Global Health Day puts the focus back on being healthier

Being physically active is still one of the best ways to be healthy.

World Health Day was celebrated earlier this month on Wednesday April 7 and the theme for this year was building a fairer, healthier world.

By making a few lifestyle changes and with adopting the right disposition, living a healthier life is well within everyone’s reach. Bolander found these key tips on how to be healthier on, heartfoundation.co.za.

How to eat healthier

•Try eating less food, eat smaller portions.

•Cut down on unhealthy fats.

•Limit the intake of foods or snacks with added sugars.

•Limit the intake of sodium and salt

•Try to consume alcohol in moderation, women are advised to drink one drink per day and 2 drinks per day is advised for men.

•Include more fruit and vegetables in your diet, try buying low fat or fat free dairy products and for more protein, choose fresh and lean foods like chicken, fish, eggs, lean mince and avoid eating processed and fatty meats.

Maintaining a healthy body weight

According to the HSFSA, maintaining a healthy weight is one of the best things you can do to protect your overall health. Information by the HSFSA states how being overweight or obese can increase your risk for heart attacks or strokes and make you prone to other health problems such as high blood pressure, certain cancers, diabetes, gallstones, being overweight or obese increases your risk for having a heart attack or stroke as well as numerous other health problems including high blood pressure, certain cancers, diabetes, gallstones, sleep apnoea and degenerative joint disease.

Ways in which to maintain a healthy weight is to eat less and increase physical activity.

The best advice to maintain body weight is to make use of the guidance and advice of professionals like dietitians and physical trainers to aid with weight loss. The foundation advises should you need to lose some weight, to join longer weight loss programmes ideally 6-month programmes, and once the ideal weight is reached, thereafter continue with expert advice and support. In addition to losing the weight, it’s important to also implement long term behavioural and habitual changes. The foundation warns against the following of so-called ‘fad’ diets.

How to be more active

Living a more active lifestyle can help to maintain body weight and avoid certain diseases or illnesses advises the HSFSA. Not being active can lead to a variety of other problems such as an increased risk to diseases, feelings of depression and anxiety, can increase chances of heart attack and a higher risk of fatality in these attacks, a lack of exercise or physical inactivity can also negatively affect bone health and have an increased risk of osteoporosis.

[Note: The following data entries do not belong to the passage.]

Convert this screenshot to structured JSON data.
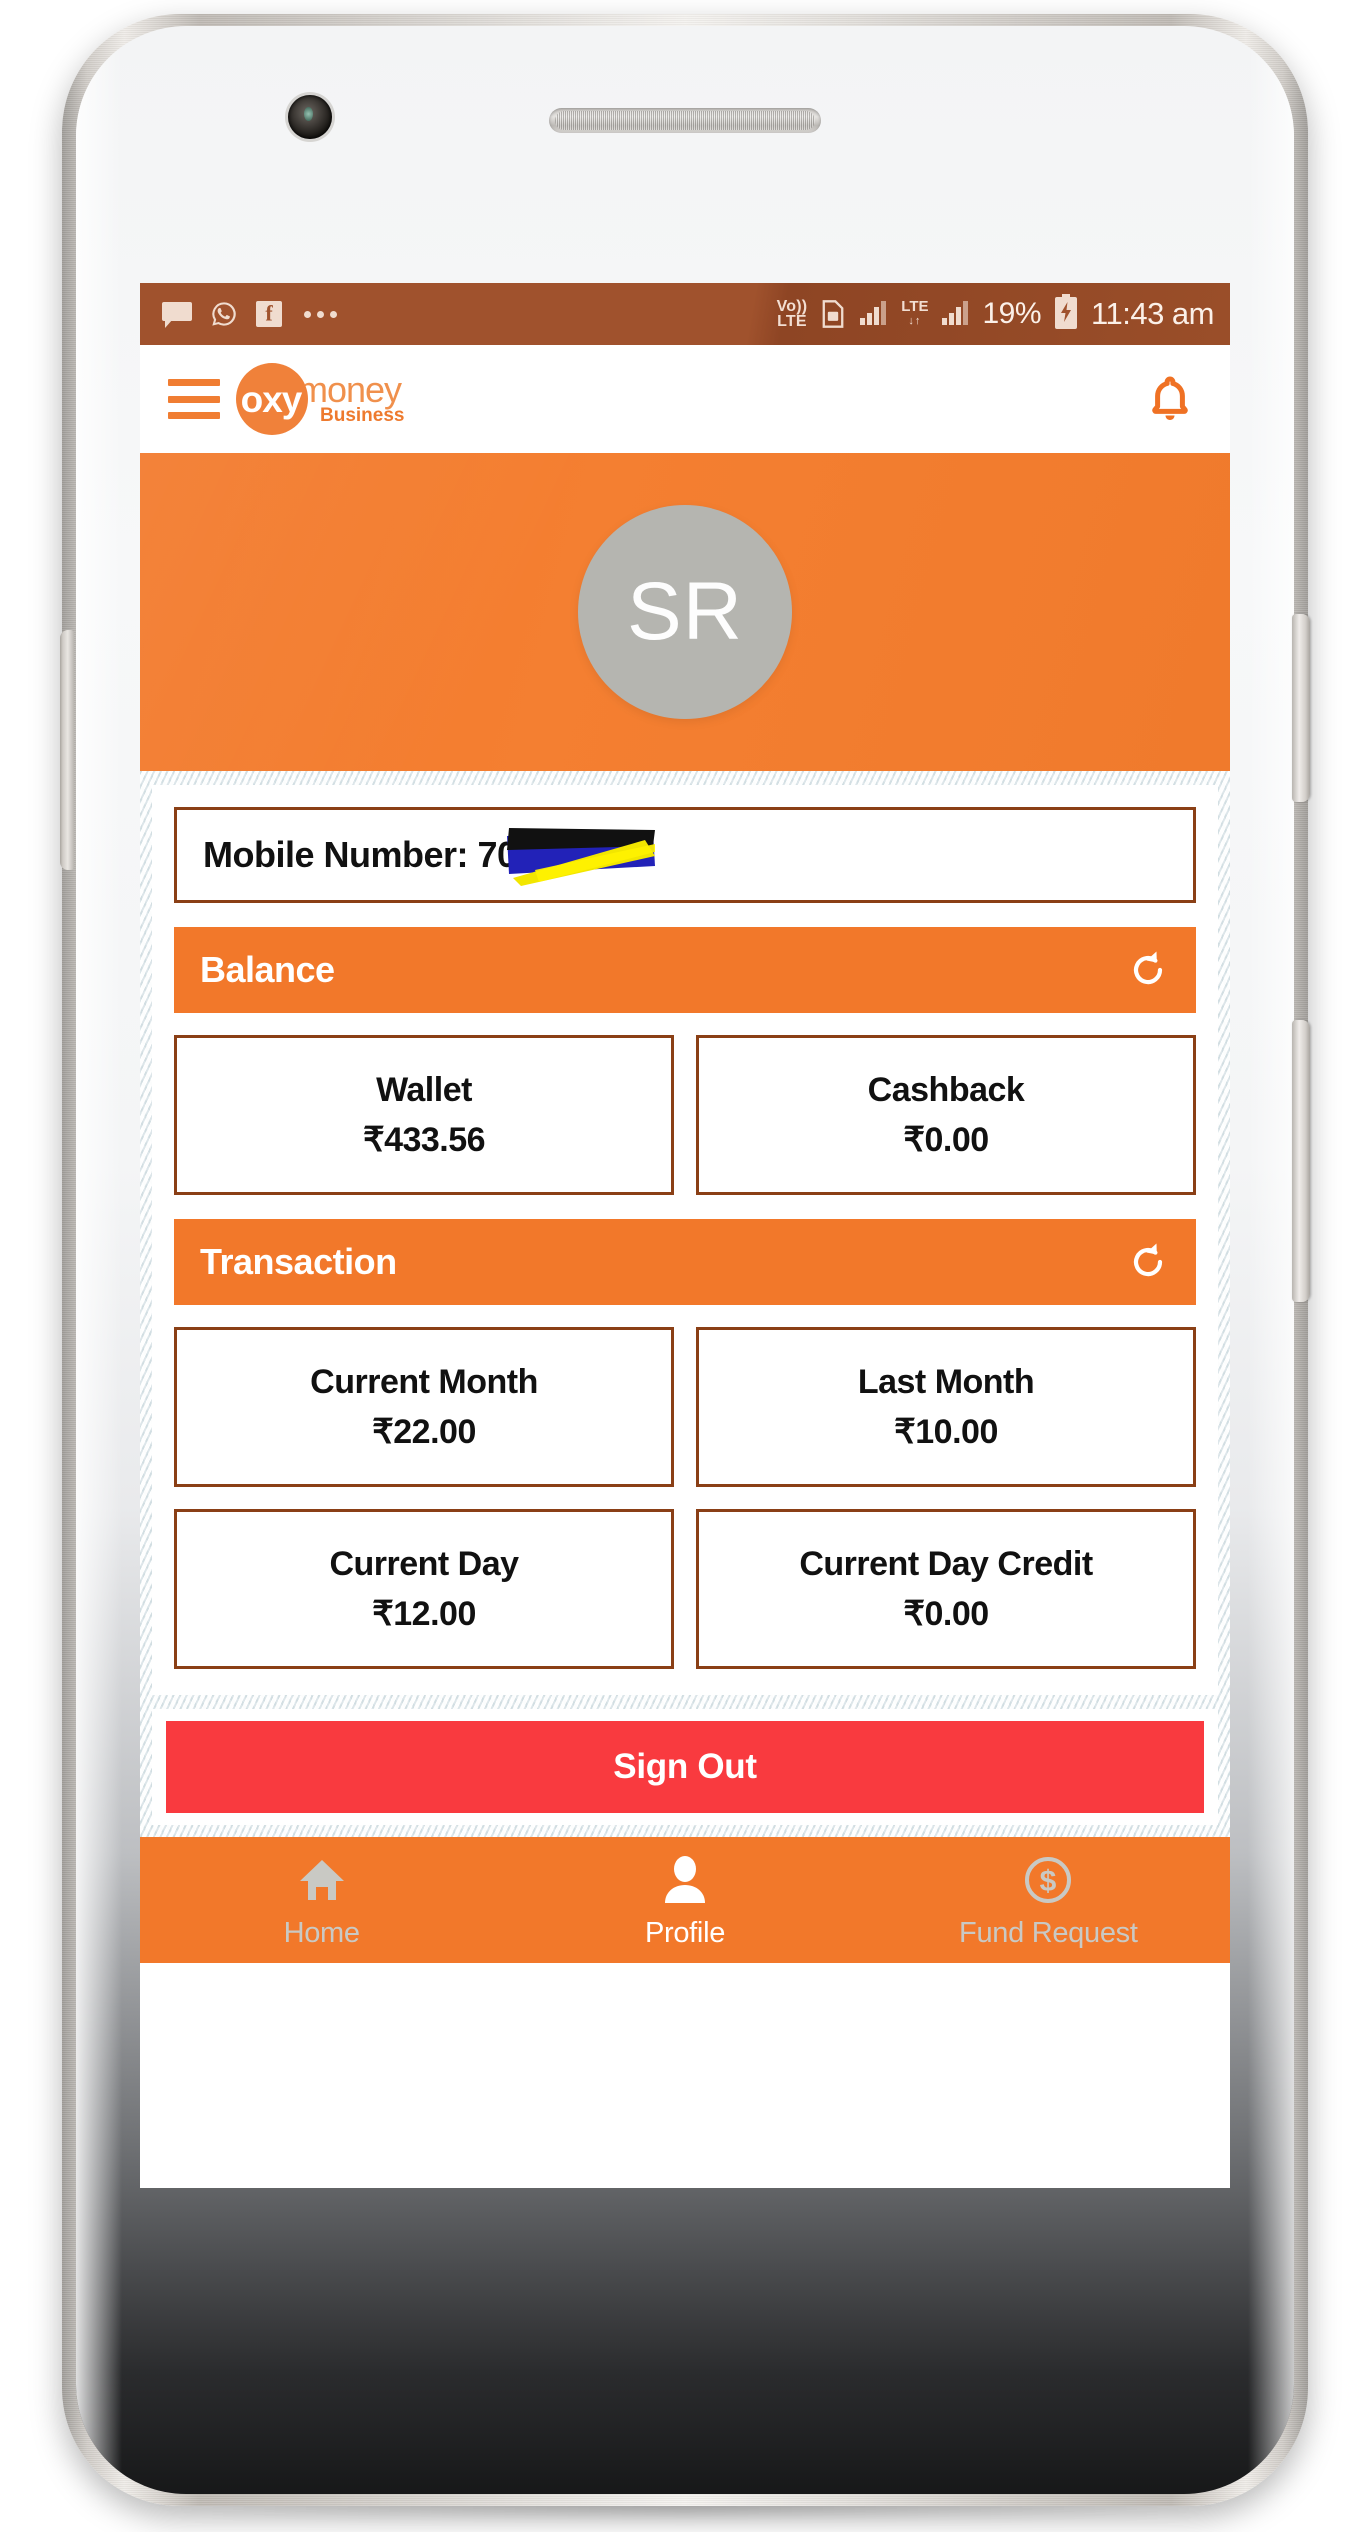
{
  "status_bar": {
    "notification_icons": [
      "sms-icon",
      "whatsapp-icon",
      "facebook-icon",
      "more-notifications-icon"
    ],
    "volte_line1": "Vo))",
    "volte_line2": "LTE",
    "network_label": "LTE",
    "network_sub": "↓↑",
    "battery_percent": "19%",
    "time": "11:43 am",
    "background_color": "#a0522d"
  },
  "app_bar": {
    "menu_icon": "hamburger-menu-icon",
    "logo": {
      "mark": "oxy",
      "word": "money",
      "tagline": "Business"
    },
    "notification_icon": "bell-icon"
  },
  "profile_banner": {
    "avatar_initials": "SR",
    "banner_color": "#f2782a",
    "avatar_color": "#b5b5b0"
  },
  "mobile_number": {
    "label": "Mobile Number: 70",
    "redacted": true
  },
  "balance": {
    "section_title": "Balance",
    "refresh_icon": "refresh-icon",
    "cards": [
      {
        "name": "Wallet",
        "value": "₹433.56"
      },
      {
        "name": "Cashback",
        "value": "₹0.00"
      }
    ]
  },
  "transaction": {
    "section_title": "Transaction",
    "refresh_icon": "refresh-icon",
    "cards": [
      {
        "name": "Current Month",
        "value": "₹22.00"
      },
      {
        "name": "Last Month",
        "value": "₹10.00"
      },
      {
        "name": "Current Day",
        "value": "₹12.00"
      },
      {
        "name": "Current Day Credit",
        "value": "₹0.00"
      }
    ]
  },
  "sign_out": {
    "label": "Sign Out",
    "color": "#f93a3f"
  },
  "bottom_nav": {
    "items": [
      {
        "label": "Home",
        "icon": "home-icon",
        "active": false
      },
      {
        "label": "Profile",
        "icon": "person-icon",
        "active": true
      },
      {
        "label": "Fund Request",
        "icon": "dollar-circle-icon",
        "active": false
      }
    ],
    "background_color": "#f2782a",
    "active_color": "#ffffff",
    "inactive_color": "#c9c9c4"
  },
  "theme": {
    "brand_orange": "#f2782a",
    "card_border": "#8a3f16",
    "status_bar_brown": "#a0522d"
  }
}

Partner up with family or friends to get those inactive bodies moving and opt for activities or exercise that are enjoyable, fun and start off on a slow and steady pace. Try to incorporate more walking into your day, walk to nearby friends, shops or schools within walking distance. Park further away from the entrance at the shopping malls, climb the stairs at the office, instead of using the lifts, or take a brisk walk during your lunch break.

Playing with your children, taking the dog for walks, going hiking on weekends, walking along the beach, putting on some music and dancing, swimming, running, jogging, or taking up a new sport are other ways to ensure you get more active!

How to reduce your stress levels

Too much stress and triggers thereof can become detrimental to overall health. High levels of stress consistently over a long period of time, can lead to other health problems, so it’s important to learn how to manage your stress. Information by the HSFSA suggests following a good diet, including plenty of B-vitamins, which is good for the functioning of the central nervous system and take more zinc and vitamin C supplements to improve immune support.

•Don’t overburden yourself, do only that which you can and learn how to say NO or ask for help when feeling overwhelmed.

•Try organising the daily tasks by keeping track of it all on a list, create a system where important, more urgent tasks are highlighted and prioritised.

•Include more humour in your life, laughter reduces stress levels so find those things which tickle your funny bone and have a good laugh.

•Limit bad habits, try smoking less and drinking less alcohol.

•Also try to follow a healthy diet with enough physical movement to keep you active!

•Establish a healthy sleep routine. Try going to bed more-or-less at the same time every night, wake up at the same time in the mornings and avoid working ‘all-nighters’ and switch off mobile devices which can disrupt your sleep. Try to get at least between 7-9 hours of sleep.

•Get professional help if the stress starts to feel too overwhelming. Reach out to family, friends, or professional counsellors.

For more tips on how to live a healthier life, or for more helpful advice, resources and healthy recipes, visit, heartfoundation.co.za. Healthy recipes can also be downloaded from the website.